963,309 acres, 100% containment, 645 total personnel
THIS WILL BE THE LAST DAILY UPDATE FOR THE DIXIE FIRE
The rains continued through yesterday morning and delayed field resources from starting their post-fire/post storm assessments. By the afternoon, certain areas could be accessed and evaluated, while snow and impassable roads impeded entry to others. Some soils in the Dixie Fire footprint absorbed so much water and are so saturated, that it may take several days to even begin the process of drying out. Fire suppression repair activities that can be accomplished off paved roads, like tree chipping work, and with hand crews, like direct seeding of native plant species may be able to resume in the next couple of days. Equipment will be moved out of staging and pre-positioned, so that when conditions become safe and effective to work, the personnel and equipment are ready to go.
Personnel from the Plumas National Forest, the Eastern Area Incident Management Team and other cooperators are using this time to develop both short-term and long-term fire suppression repair goals and objectives. Russell Harris, Incident Commander of the EA IMT said, “We have received a lot of cooperation from the public/communities, and the cooperative agencies involved. At this point in an incident, coordination with the public and cooperative agencies is important to maintain continuity in planning for continued suppression repair, as weather and resource capabilities allow. The Team greatly appreciates this support and is glad to have been able to provide our assistance.” To date, fire suppression repair work has been completed on 52% of the dozer lines, 40% of the hand lines and 42% of the roads in the East Zone of the Dixie Fire. All resources assigned to this incident remain committed to building on the progress that has been made thus far.

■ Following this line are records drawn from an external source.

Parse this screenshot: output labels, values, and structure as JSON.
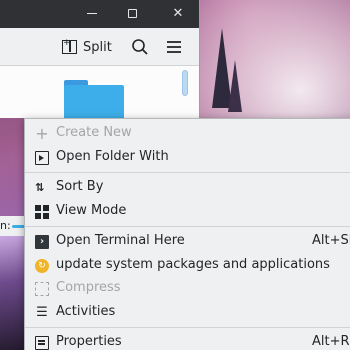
{
  "colors": {
    "accent": "#3daee9",
    "menu_bg": "#eff0f1",
    "titlebar_bg": "#2f3135",
    "text": "#232629",
    "disabled_text": "#a3a5a7"
  },
  "window": {
    "titlebar_buttons": [
      "minimize-icon",
      "maximize-icon",
      "close-icon"
    ],
    "toolbar": {
      "split_label": "Split",
      "split_icon": "split-view-icon",
      "search_icon": "search-icon",
      "menu_icon": "hamburger-menu-icon"
    },
    "content": {
      "folder_icon": "folder-icon"
    }
  },
  "sliver": {
    "label": "n:"
  },
  "context_menu": {
    "items": [
      {
        "label": "Create New",
        "icon": "plus-icon",
        "enabled": false
      },
      {
        "label": "Open Folder With",
        "icon": "open-with-icon",
        "enabled": true
      },
      {
        "label": "Sort By",
        "icon": "sort-icon",
        "enabled": true
      },
      {
        "label": "View Mode",
        "icon": "view-mode-grid-icon",
        "enabled": true
      },
      {
        "label": "Open Terminal Here",
        "icon": "terminal-icon",
        "shortcut": "Alt+Sh",
        "enabled": true
      },
      {
        "label": "update system packages and applications",
        "icon": "update-icon",
        "enabled": true
      },
      {
        "label": "Compress",
        "icon": "compress-icon",
        "enabled": false
      },
      {
        "label": "Activities",
        "icon": "activities-icon",
        "enabled": true
      },
      {
        "label": "Properties",
        "icon": "properties-icon",
        "shortcut": "Alt+R",
        "enabled": true
      }
    ]
  }
}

Scattered snow and rain showers are expected in the Sierra Nevada Range today, with mostly cloudy yet gradually drying conditions. A high-pressure system will build over the region, bringing mostly sunny and gradually warming weather for the remainder of the week. Incident officials and local agencies remain committed to completing as much repair work as possible across the Dixie Fire area this Fall.

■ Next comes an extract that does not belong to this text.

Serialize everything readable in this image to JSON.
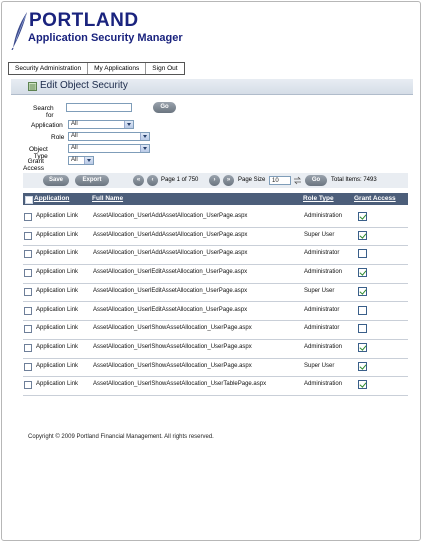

The recent storm and the muddy conditions it created caused a pause in all suppression repair operations on Sunday and Monday, but drying conditions will allow work to restart. Crews plan to begin hazard tree removal operations today in the Highway 89 corridor, north of Old Station. Feller bunchers and falling teams will restart operations on Lassen County Road 312 and the access to the Feather River Summer Homes, and skidders will resume decking operations near Canyon Dam. Resource advisors and chipping crews are assessing conditions in the Bogard area and hope to continue operations there this afternoon or tomorrow. As conditions dry out, resource advisors plan to resume suppression repair in many high-priority, low-elevation areas including Butt Creek, Carter Meadows, Domingo Springs, and West Almanor.

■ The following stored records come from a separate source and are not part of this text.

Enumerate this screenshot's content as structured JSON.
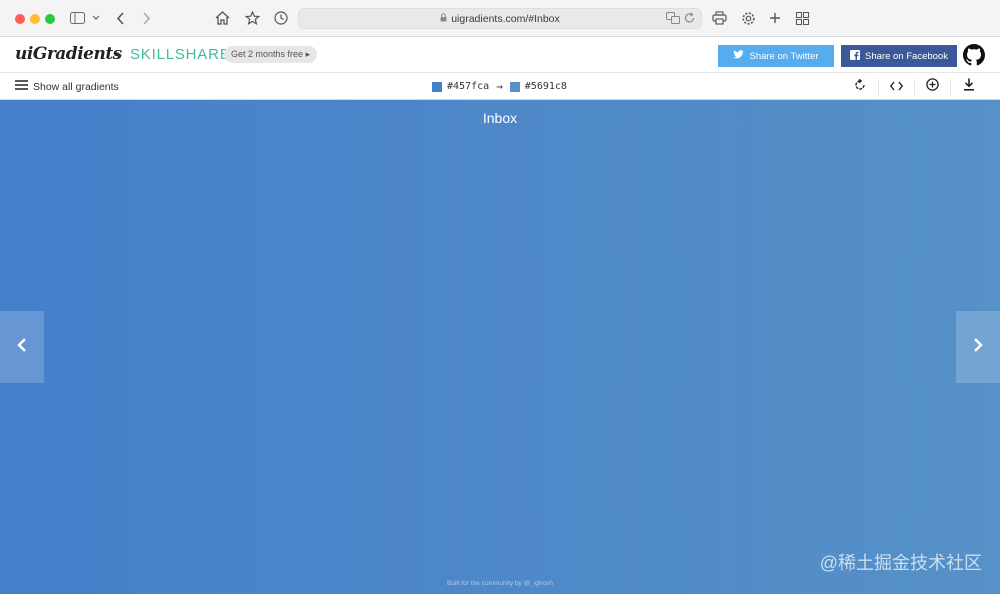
{
  "browser": {
    "url": "uigradients.com/#Inbox"
  },
  "header": {
    "logo": "uiGradients",
    "plus": "+",
    "partner": "SKILLSHARE",
    "promo": "Get 2 months free",
    "twitter_label": "Share on Twitter",
    "facebook_label": "Share on Facebook"
  },
  "toolbar": {
    "show_all": "Show all gradients",
    "color_from": "#457fca",
    "color_to": "#5691c8",
    "arrow": "→"
  },
  "gradient": {
    "name": "Inbox",
    "credit": "Built for the community by @_ighosh"
  },
  "watermark": "@稀土掘金技术社区",
  "colors": {
    "gradient_start": "#457fca",
    "gradient_end": "#5691c8",
    "twitter": "#55acee",
    "facebook": "#3b5998",
    "skillshare": "#3dbc9e"
  }
}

Closure orders because of the wildfire remain in effect for some areas of the Lassen National Forest and Plumas National Forest. For more information, visit InciWeb (inciweb.nwcg.gov/incident/closures/7690/) or the interactive forest closure map (arcg.is/1re8my0).